Designed as the primary spine at the center of the atrium, the main staircase is a distinctive feature while connecting workshops, labs, lecture halls, and lounges on different floors. Guard rail integrated fluorescents illuminate the steps on the stair interior while soft‐white flexible LED strips are used to outline the stair exterior structure. In contrast with the black perforated aluminum panels, the cool white LED strips formed a dramatic light sculpture in the atrium areas. Numerous on‐site lighting mock‐ups have been conducted to ensure the seamless LED line of light meets the design intent. The recessed LED strip lighting in the stair cladding provides functional lighting in the atrium.
Visible from the exterior and positioned at the heart of the floor plan, this abstract sculptural presence is a fitting expression of the benefits of interdisciplinary collaboration.
The consolidation of these high efficiency, long life fixtures within the structure facilitates lamp changing and avoids the maintenance headaches that plague many high architectural volumes.
Inspired by the Latin phrase "per aspera ad astra" (learning as a way of reaching for the stars), blue LED "stars" form "sky gardens" on the atrium ceiling and above the main entrance.
Connectivity to the existing campus is provided by a bridge that flows through the Engineering 5 Building. The bridge lighting integrates thin fluorescents into the vertical structure. This pattern allows passing students an open view of the campus and helps bridge the university's past and present while providing a map for the future.

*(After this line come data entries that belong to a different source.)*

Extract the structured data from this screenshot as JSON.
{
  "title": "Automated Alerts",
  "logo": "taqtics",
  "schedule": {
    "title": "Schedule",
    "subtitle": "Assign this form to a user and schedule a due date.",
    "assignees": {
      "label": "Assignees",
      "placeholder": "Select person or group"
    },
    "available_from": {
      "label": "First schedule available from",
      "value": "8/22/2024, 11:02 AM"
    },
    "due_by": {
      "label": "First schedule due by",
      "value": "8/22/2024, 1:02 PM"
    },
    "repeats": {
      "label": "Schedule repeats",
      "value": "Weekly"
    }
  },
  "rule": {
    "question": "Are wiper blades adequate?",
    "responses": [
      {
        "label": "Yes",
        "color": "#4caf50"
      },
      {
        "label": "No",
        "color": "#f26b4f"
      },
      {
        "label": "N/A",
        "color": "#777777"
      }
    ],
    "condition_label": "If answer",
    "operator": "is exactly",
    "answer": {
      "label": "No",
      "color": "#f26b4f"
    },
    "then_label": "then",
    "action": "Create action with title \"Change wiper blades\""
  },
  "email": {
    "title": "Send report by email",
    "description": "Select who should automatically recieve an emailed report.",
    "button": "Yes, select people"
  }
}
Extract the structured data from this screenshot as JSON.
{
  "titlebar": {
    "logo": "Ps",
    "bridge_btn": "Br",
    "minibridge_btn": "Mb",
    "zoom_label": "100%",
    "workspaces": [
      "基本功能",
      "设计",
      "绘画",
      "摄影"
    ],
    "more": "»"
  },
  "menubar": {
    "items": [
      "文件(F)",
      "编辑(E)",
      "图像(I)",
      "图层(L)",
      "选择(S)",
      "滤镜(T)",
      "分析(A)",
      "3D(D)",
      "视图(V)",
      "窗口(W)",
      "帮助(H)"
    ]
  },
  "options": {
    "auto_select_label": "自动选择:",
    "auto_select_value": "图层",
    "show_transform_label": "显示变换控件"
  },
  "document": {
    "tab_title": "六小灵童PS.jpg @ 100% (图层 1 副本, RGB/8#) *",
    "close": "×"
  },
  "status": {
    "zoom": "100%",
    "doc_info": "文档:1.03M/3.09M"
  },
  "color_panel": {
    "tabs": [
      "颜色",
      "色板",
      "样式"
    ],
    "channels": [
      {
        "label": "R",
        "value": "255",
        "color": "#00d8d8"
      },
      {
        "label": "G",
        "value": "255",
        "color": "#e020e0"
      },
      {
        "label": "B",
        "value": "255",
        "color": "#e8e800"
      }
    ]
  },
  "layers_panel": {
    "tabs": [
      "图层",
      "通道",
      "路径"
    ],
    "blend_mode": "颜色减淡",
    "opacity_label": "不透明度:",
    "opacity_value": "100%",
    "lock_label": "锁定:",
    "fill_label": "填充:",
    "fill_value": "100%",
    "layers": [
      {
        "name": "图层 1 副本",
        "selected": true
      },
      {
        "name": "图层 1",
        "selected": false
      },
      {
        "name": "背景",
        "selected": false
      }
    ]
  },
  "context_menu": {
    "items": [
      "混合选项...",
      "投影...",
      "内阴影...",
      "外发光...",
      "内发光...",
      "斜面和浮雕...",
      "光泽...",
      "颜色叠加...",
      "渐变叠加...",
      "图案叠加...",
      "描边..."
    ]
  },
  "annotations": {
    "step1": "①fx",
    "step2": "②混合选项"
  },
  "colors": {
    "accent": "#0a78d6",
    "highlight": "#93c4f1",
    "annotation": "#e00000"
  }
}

PERKINS+WILL Canada/Consullux Lighting Consultants/CEL
Consullux Lighting Consultants / CEL